Prompt – Quote the entries that follow exactly, leaving none out.

Exercise data –
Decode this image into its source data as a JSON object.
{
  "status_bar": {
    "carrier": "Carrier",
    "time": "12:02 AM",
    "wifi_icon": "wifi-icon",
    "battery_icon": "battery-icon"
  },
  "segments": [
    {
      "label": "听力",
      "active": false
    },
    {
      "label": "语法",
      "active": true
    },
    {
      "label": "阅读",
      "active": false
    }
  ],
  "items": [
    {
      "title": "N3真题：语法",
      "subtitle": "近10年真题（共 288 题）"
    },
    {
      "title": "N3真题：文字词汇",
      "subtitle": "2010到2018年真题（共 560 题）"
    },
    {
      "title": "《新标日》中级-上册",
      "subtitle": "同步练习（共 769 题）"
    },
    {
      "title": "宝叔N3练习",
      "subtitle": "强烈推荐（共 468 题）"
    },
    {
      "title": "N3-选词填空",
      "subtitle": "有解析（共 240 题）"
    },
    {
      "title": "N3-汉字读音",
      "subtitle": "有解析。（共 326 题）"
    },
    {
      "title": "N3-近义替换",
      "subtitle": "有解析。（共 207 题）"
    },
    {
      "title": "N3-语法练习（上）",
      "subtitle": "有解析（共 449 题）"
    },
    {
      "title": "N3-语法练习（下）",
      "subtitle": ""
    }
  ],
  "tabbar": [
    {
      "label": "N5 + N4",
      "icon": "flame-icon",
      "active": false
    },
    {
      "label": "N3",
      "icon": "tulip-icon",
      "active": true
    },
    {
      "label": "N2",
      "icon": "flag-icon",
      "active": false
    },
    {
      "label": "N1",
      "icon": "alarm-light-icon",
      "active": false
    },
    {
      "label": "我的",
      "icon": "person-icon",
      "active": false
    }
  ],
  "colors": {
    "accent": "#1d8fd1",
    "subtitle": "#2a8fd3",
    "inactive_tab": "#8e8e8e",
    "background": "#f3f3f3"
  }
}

Output of the task –
Decode this image into its source data as a JSON object.
{
  "status_bar": {
    "carrier": "Carrier",
    "time": "12:02 AM",
    "wifi_icon": "wifi-icon",
    "battery_icon": "battery-icon"
  },
  "segments": [
    {
      "label": "听力",
      "active": false
    },
    {
      "label": "语法",
      "active": true
    },
    {
      "label": "阅读",
      "active": false
    }
  ],
  "items": [
    {
      "title": "N3真题：语法",
      "subtitle": "近10年真题（共 288 题）"
    },
    {
      "title": "N3真题：文字词汇",
      "subtitle": "2010到2018年真题（共 560 题）"
    },
    {
      "title": "《新标日》中级-上册",
      "subtitle": "同步练习（共 769 题）"
    },
    {
      "title": "宝叔N3练习",
      "subtitle": "强烈推荐（共 468 题）"
    },
    {
      "title": "N3-选词填空",
      "subtitle": "有解析（共 240 题）"
    },
    {
      "title": "N3-汉字读音",
      "subtitle": "有解析。（共 326 题）"
    },
    {
      "title": "N3-近义替换",
      "subtitle": "有解析。（共 207 题）"
    },
    {
      "title": "N3-语法练习（上）",
      "subtitle": "有解析（共 449 题）"
    },
    {
      "title": "N3-语法练习（下）",
      "subtitle": ""
    }
  ],
  "tabbar": [
    {
      "label": "N5 + N4",
      "icon": "flame-icon",
      "active": false
    },
    {
      "label": "N3",
      "icon": "tulip-icon",
      "active": true
    },
    {
      "label": "N2",
      "icon": "flag-icon",
      "active": false
    },
    {
      "label": "N1",
      "icon": "alarm-light-icon",
      "active": false
    },
    {
      "label": "我的",
      "icon": "person-icon",
      "active": false
    }
  ],
  "colors": {
    "accent": "#1d8fd1",
    "subtitle": "#2a8fd3",
    "inactive_tab": "#8e8e8e",
    "background": "#f3f3f3"
  }
}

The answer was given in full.